■ **Task instructions**:
Show all lines from the records below in which the string "subtitle" is present.

[Element data from apps and pages]
★ ★ ★ ★ ★

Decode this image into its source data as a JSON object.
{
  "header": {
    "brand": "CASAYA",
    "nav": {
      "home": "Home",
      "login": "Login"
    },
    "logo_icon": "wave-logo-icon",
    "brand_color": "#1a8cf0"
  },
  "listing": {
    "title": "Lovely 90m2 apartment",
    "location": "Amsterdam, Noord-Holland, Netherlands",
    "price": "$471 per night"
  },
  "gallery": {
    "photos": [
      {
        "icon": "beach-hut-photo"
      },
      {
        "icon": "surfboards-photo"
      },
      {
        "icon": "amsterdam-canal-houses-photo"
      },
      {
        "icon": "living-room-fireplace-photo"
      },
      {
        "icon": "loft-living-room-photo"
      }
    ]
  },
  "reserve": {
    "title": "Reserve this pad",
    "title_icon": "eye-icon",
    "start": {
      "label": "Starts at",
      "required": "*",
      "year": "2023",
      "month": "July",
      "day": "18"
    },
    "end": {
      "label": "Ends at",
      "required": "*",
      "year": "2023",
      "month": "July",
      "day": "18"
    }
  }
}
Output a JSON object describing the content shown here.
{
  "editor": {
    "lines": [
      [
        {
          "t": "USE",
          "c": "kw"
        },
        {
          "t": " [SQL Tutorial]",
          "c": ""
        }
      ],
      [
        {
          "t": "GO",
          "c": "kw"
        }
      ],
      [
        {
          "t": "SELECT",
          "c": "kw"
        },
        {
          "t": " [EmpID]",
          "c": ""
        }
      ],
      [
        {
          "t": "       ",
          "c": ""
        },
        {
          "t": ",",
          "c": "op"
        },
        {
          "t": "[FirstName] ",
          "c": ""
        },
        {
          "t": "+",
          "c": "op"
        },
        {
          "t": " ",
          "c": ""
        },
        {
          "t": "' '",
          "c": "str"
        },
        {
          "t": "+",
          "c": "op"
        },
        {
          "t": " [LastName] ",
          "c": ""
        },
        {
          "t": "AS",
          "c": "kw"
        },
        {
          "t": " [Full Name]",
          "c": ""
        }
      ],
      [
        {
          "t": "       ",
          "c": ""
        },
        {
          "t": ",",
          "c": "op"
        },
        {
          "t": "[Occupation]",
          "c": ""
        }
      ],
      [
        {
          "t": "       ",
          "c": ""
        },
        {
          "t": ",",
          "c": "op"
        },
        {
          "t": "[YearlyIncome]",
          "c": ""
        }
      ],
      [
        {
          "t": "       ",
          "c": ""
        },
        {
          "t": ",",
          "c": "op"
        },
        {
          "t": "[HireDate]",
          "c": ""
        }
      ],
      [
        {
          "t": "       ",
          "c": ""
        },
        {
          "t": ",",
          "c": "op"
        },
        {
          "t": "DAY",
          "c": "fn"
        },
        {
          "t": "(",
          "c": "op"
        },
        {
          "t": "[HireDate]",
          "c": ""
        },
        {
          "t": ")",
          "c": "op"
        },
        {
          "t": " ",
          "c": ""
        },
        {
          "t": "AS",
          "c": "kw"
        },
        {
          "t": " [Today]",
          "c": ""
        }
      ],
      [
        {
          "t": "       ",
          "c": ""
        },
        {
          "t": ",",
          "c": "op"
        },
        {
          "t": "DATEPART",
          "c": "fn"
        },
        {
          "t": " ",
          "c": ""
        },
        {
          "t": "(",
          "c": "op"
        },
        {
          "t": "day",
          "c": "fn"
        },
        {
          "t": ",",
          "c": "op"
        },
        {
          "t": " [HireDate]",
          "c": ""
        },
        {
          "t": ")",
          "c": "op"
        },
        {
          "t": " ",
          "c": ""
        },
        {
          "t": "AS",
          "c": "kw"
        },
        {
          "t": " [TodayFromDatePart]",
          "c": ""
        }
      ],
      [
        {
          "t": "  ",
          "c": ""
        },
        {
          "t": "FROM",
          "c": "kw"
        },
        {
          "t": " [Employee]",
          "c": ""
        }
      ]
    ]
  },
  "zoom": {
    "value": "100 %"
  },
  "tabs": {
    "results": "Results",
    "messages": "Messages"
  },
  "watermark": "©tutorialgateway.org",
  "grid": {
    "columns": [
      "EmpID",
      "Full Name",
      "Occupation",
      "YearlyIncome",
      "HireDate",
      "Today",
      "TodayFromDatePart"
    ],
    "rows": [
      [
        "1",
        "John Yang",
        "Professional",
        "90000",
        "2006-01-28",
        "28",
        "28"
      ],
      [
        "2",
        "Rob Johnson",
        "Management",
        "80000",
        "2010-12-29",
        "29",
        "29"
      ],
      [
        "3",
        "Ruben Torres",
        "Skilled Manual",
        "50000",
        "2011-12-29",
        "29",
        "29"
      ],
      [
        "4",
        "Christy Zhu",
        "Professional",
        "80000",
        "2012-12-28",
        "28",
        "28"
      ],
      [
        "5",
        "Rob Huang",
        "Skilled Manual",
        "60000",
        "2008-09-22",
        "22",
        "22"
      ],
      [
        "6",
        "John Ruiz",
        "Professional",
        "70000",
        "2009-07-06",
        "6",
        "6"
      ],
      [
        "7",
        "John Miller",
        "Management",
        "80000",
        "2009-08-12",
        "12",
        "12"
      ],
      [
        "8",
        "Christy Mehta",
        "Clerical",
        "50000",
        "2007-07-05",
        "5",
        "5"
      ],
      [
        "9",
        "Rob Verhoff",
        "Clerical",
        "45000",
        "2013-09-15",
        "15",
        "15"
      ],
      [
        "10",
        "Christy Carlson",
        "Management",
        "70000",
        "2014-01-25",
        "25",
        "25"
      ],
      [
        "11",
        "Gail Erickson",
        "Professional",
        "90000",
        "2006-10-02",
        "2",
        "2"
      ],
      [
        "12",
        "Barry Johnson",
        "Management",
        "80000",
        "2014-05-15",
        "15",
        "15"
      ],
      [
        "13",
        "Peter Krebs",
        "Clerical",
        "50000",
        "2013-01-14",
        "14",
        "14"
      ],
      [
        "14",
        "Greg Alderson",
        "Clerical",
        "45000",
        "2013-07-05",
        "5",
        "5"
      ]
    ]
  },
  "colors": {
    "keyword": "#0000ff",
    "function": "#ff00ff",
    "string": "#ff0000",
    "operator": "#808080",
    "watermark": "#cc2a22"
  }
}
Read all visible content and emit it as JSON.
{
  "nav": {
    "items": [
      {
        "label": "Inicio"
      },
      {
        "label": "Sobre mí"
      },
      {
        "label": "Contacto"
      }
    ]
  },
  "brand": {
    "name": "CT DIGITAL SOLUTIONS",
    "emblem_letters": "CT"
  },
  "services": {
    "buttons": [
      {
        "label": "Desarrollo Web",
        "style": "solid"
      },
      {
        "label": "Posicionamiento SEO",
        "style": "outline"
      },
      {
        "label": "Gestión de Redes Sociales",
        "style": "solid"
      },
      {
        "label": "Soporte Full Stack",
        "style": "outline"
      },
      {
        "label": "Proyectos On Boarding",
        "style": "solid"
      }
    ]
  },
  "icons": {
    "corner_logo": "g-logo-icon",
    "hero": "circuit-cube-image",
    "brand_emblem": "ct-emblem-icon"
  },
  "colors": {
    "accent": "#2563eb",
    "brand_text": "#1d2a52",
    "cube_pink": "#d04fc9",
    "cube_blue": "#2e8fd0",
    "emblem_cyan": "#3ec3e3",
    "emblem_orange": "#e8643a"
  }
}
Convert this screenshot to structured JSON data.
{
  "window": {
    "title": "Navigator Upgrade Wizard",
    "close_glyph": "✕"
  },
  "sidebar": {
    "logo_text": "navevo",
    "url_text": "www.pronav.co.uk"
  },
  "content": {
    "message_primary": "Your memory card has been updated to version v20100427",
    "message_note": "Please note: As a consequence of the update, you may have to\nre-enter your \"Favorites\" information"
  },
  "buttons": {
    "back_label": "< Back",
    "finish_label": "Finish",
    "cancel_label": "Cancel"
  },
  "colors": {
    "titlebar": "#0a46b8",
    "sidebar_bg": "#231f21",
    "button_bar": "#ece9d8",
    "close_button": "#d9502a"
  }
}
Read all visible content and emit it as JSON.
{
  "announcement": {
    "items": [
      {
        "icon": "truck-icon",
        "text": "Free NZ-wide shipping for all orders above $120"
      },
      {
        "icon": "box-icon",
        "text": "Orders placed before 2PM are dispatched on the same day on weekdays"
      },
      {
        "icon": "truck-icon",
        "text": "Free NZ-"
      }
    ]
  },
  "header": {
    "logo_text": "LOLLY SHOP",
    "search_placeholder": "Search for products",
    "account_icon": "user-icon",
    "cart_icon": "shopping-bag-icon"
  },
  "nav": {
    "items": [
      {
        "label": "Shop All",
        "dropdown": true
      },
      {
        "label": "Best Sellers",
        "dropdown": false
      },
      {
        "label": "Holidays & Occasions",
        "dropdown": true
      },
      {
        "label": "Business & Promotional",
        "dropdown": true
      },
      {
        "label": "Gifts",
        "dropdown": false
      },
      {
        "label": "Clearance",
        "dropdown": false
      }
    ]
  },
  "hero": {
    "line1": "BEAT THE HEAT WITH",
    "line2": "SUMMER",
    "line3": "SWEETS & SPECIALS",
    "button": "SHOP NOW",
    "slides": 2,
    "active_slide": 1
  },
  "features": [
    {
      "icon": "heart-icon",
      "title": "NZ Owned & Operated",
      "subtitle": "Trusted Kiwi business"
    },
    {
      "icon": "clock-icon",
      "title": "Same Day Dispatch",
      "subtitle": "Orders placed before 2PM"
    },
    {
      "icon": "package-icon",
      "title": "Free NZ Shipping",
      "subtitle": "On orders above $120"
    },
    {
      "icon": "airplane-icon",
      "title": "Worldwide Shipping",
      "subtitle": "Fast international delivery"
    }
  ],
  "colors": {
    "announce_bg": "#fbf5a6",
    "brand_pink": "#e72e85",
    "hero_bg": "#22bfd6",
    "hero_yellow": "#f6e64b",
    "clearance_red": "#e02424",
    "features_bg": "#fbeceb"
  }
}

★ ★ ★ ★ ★

■ **Response box**:
      "subtitle": "Trusted Kiwi business"
      "subtitle": "Orders placed before 2PM"
      "subtitle": "On orders above $120"
      "subtitle": "Fast international delivery"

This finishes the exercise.